- Down hair (known also as undercoat or ground hair) — the bottom layer. They are wool hairs, usually wavy or curly without straight portions or sharp points; down hairs tend to be shorter, flat, curly, and more numerous than the top layer. Its principal function is thermoregulation; it keeps a layer of dry air next to the skin and repels water, thus providing thermal insulation.
- Guard hair — the top layer is longer, coarser, nearly straight shafts of hair. This protrudes through the down hair layer. The top ends of the guard hairs are visible. This top layer displays the most colour and gloss, including coat patterns adapted to display or camouflage. It is also adapted to shedding water and blocking sunlight, protecting the undercoat and skin from external factors such as rain and ultraviolet radiation. Many animals, such as domestic cats, erect their guard hairs as part of their threat display when agitated.
Many large mammals have little hair, because their body mass radiates proportionately less heat (elephants, rhinoceros, hippopotamus). When elephants lived in arctic conditions they did have fur (woolly mammoths).
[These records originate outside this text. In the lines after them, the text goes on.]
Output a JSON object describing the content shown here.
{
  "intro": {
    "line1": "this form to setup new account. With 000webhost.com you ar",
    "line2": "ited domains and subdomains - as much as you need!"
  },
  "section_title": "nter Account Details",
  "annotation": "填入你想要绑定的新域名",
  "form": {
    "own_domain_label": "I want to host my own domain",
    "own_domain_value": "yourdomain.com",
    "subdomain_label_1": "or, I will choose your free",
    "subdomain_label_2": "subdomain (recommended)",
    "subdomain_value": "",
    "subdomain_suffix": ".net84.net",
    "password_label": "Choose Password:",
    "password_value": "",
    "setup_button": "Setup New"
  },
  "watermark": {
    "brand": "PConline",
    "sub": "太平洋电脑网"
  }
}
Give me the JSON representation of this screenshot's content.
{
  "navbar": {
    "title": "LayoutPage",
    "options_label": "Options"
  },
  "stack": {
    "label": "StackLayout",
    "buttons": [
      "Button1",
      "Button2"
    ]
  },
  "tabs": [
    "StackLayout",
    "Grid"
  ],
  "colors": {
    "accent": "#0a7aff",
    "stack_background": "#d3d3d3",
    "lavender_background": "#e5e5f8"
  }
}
Marine mammals usually have little or no fur: the fur would become waterlogged. They have a layer of fat (blubber) underneath their skin. A special case is the naked mole-rat, whose hairlessness is probably an adaptation to their underground life-style.